The final section of the 4,500-mile route
Bechuanaland was chosen to host a halfway point between Bulawayo and Pretoria partly because it lay on the railway line to the Rhodesian city. Palapye Road (now just Palapye) was chosen for its central location on the railway, despite being only a very small village at the time. However, it was near to the recently abandoned capital of Khama III, one of the most powerful chiefs in the Protectorate - indeed, he was one of the three leaders to travel to England in the late 1800's to ask Queen Victoria for British protection, ensuring that Bechuanaland kept a large measure of independence. When the water failed at Old Palapye (about 15km east of the railway), the Bangwato moved their capital to Serowe. This was quite an undertaking as the population was more than 30,000 at the time. Palapye Road was also on top on the Duke of Connaught's fact find mission to the protectorate in 1910.
The Royal Train of the Duke of Connaught stops at Palapye Road. (Digital Railway Images of South Africa project)
Khama III had a reputation as an enlightened leader (he was also known as Khama the Good) and not only was he happy to supply the labour to clear the ground at Palapye Road, which fell within his tribal land, but also created another suitable landing ground at Serowe, roughly 45 km to the west. Khama was content to cover the full costs of the aerodrome at his capital, but he requested that the British cover the expense of maintaining the field at Palapye. This was readily agreed to (the cost was estimated at £50 per annum) and a store of petrol and oil was shipped to the new aerodrome.
Khama III (sat right) during his trip to Britain

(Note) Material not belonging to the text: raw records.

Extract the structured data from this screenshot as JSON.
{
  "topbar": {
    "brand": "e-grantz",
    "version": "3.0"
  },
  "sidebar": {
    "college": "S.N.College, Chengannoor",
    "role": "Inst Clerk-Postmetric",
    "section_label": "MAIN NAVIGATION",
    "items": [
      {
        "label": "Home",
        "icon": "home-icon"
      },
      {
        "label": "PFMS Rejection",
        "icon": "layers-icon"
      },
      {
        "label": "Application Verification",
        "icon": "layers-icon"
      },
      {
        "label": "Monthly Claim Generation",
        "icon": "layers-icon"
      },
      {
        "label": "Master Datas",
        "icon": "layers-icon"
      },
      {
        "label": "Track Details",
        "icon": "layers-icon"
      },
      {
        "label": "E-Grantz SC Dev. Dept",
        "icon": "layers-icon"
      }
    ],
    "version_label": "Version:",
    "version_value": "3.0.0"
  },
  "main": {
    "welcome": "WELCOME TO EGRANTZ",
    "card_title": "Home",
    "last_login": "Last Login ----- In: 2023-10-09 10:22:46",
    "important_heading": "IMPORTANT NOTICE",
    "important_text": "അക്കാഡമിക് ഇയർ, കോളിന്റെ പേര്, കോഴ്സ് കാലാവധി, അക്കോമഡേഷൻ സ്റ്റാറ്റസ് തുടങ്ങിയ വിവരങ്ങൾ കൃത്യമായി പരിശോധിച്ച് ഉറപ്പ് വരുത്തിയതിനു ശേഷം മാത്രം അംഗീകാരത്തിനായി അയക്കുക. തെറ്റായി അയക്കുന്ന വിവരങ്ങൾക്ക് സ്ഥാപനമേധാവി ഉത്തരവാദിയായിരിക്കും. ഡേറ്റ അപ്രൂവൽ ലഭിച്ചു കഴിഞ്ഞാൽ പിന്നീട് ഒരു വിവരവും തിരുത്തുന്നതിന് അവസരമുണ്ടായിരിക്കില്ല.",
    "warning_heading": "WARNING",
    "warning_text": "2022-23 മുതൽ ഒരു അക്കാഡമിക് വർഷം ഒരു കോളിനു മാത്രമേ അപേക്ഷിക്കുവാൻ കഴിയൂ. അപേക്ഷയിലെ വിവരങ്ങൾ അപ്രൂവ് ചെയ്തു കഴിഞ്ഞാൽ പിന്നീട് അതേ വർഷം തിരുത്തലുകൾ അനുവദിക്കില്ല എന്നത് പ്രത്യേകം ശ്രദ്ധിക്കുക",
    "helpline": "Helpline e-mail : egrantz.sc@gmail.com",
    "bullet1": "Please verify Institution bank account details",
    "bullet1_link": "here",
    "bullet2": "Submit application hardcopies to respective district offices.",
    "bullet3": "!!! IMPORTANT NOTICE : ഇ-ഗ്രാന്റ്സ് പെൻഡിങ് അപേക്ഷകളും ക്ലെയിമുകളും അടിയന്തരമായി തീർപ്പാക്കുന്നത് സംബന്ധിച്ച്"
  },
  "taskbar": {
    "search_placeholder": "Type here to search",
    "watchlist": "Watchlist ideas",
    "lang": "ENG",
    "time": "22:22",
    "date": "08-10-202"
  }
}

So, by the end of 1919 a practical air route covering nearly 4,500 miles of British controlled African territory was in place and the aircraft capable of covering such a route had already proved themselves on two other mammoth flights. The only question was who would be the first to actually fly to Cape Town.